- The IRS filing a tax return for you takes fewer deductions and raises your tax liability.
- A levy placed on wages or bank accounts or a federal tax lien against your property
While these actions seem severe, they become a reality if you decide to do nothing. It’s best to understand your options and handle tax issues sooner rather than later. Here are two tax strategies that can resolve your tax troubles for good:
If you owe less than $10,000 in back taxes:
- File any delinquent taxes and send a check along with the return for partial payment even if you only have $5. This effort will go a long way to stop the “failure to file” penalty clock accruing interest and shows the IRS a willingness to take care of your tax liability. Key point: proactive taxpayers often have an advantage over inactive ones.
- Set up a suitable monthly IRS payment plan by contacting the IRS directly. Note: Your IRS record must be clean and all previous returns filed to participate. If so, it’s guaranteed, that they must work with you. Arrange a payment plan for 36 monthly installments, but make sure the amount you negotiate is manageable.
- Use the IRS website for information. This newsletter, IRS Newsletter Ten Tips for Taxpayers Who Owe Money to the IRS lays out information about the proper forms to complete, payment options, and what to do if you need additional time.
If you owe $20,000 or more in back taxes:
- Contact a Certified Tax Resolution Specialist or a tax attorney who will assess your individual situation, and help to increase your chances of qualifying for tax relief by participating in the following: (if applicable)
- An IRS payment plan that helps settle your back tax debt for the lowest possible amount.
- The removal of bank levies, tax liens, or wage garnishments.
- Offer in Compromise program that if you qualify, can significantly reduce your tax burden and get you back in good standing with the IRS.
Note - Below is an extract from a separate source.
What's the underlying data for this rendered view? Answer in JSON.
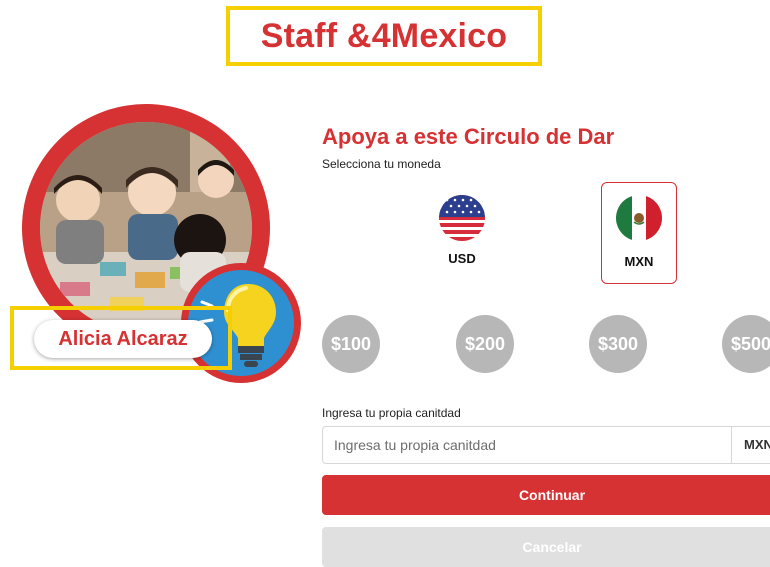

Negotiating the vast sea of IRS regulations, rules, protocol, and paperwork, can be daunting for most taxpayers and best left to the professionals who successfully deal with tax issues like yours on a daily basis. The right certified tax resolution specialist or tax attorney will work hard to find the best solution to your problem and ensure you don’t pay a dime more than you have to.